At Pirate Pediatrics, patients can use their insurance for mental health visits, or choose to pay out of pocket. Pirate's staff takes care of scheduling initial visits, and the mental health provider schedules her own follow ups. She codes her visits, and Pirate's billing service takes care of the rest. Nathan says, "As one of our employees she is fully integrated into the practice. There are as many ways to integrate mental health into a practice as there are days in the week. Each practice has to find the solution that meets their needs. It may also be dependent on the provider. Many mental health professionals like the flexibility that comes with renting space or contracting with a Primary Care Provider. Having our psychologist on staff and in the office allows us to provide 'warm hand offs' on a regular basis which helps our providers and leads to future visits."
To the pediatrician considering adding mental health services to their practice, Nathan says, "I would say, ask yourself what you are trying to accomplish. What problem are you trying to solve? What do you want the person to do and what credentials are you looking for? As with hiring or contracting with any provider, they need to be aligned with your practice goals and philosophy."

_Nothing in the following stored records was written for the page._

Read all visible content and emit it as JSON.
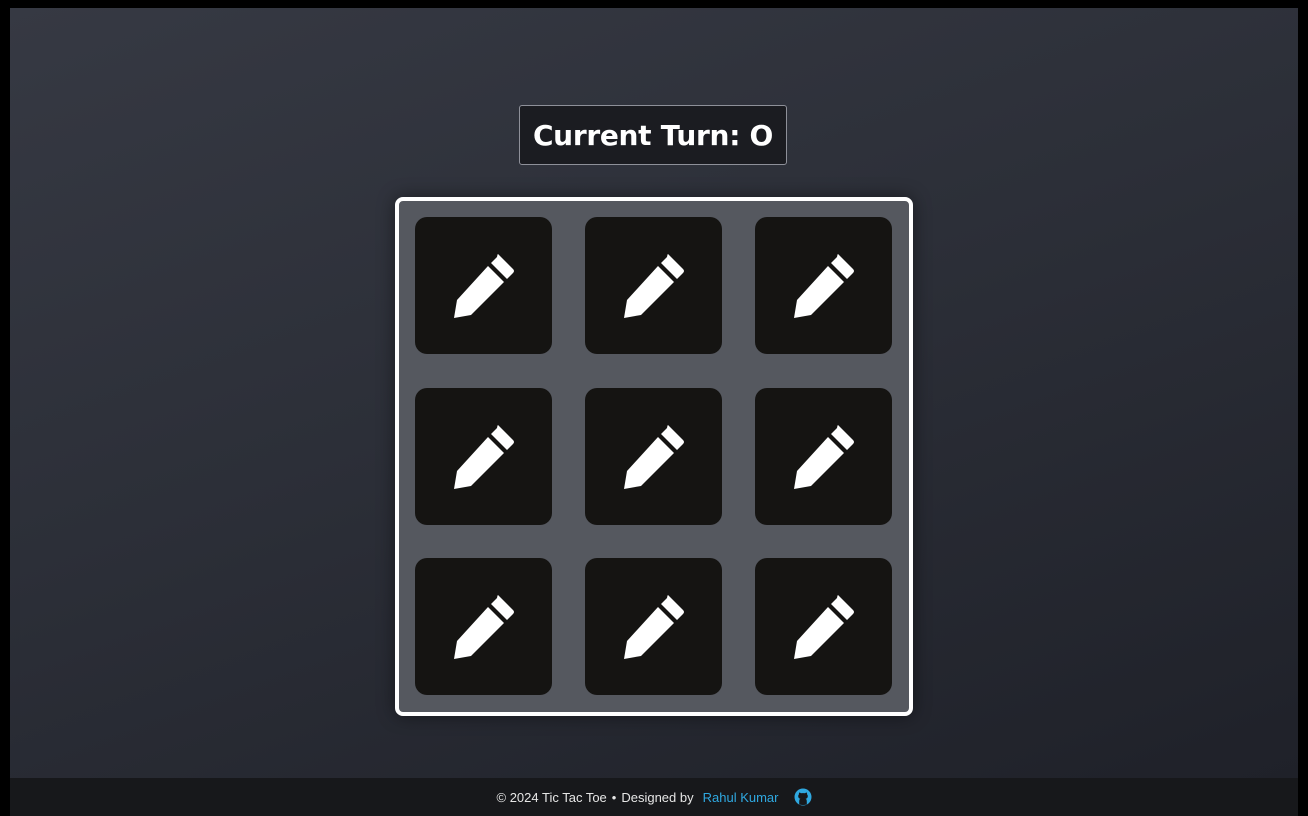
{
  "status": {
    "current_turn_label": "Current Turn: O"
  },
  "board": {
    "cells": [
      {
        "id": "r1c1",
        "mark": "",
        "icon": "pencil-icon"
      },
      {
        "id": "r1c2",
        "mark": "",
        "icon": "pencil-icon"
      },
      {
        "id": "r1c3",
        "mark": "",
        "icon": "pencil-icon"
      },
      {
        "id": "r2c1",
        "mark": "",
        "icon": "pencil-icon"
      },
      {
        "id": "r2c2",
        "mark": "",
        "icon": "pencil-icon"
      },
      {
        "id": "r2c3",
        "mark": "",
        "icon": "pencil-icon"
      },
      {
        "id": "r3c1",
        "mark": "",
        "icon": "pencil-icon"
      },
      {
        "id": "r3c2",
        "mark": "",
        "icon": "pencil-icon"
      },
      {
        "id": "r3c3",
        "mark": "",
        "icon": "pencil-icon"
      }
    ]
  },
  "footer": {
    "copyright": "© 2024 Tic Tac Toe",
    "separator": "•",
    "designed_by": "Designed by",
    "author": "Rahul Kumar",
    "github_icon": "github-icon"
  },
  "colors": {
    "background_top": "#363943",
    "background_bottom": "#1f2129",
    "board": "#55585f",
    "board_border": "#ffffff",
    "cell": "#151412",
    "link": "#2fa8e0"
  }
}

He continues, "Integrating mental health into our practice has been beneficial to our practice. I would encourage anyone interested in adding these services to do their homework regarding billing and coding. It can be tricky with many payers and Medicaid. Another area to investigate is the level of mental health provider (i.e LCSW, clinical psychologist, psychiatrist, etc.) as each has their own skill set. We use our psychologist with her training and skill set throughout our office. She comes in on newborn visits to meet with the parents, leads group sessions, provides education at staff meetings, works on marketing, leads our hospitality team, and other areas."
Adding mental health services to pediatric practices is an excellent way to improve the quality of care for patients. Having someone in-house increases access to care, making it more likely that patients will schedule appointments. There are a variety of ways to integrate these services – find out the strategy that works for you with PCC's ebook for pediatricians: Integrated Behavioral Health: A Guide to Expanding Access.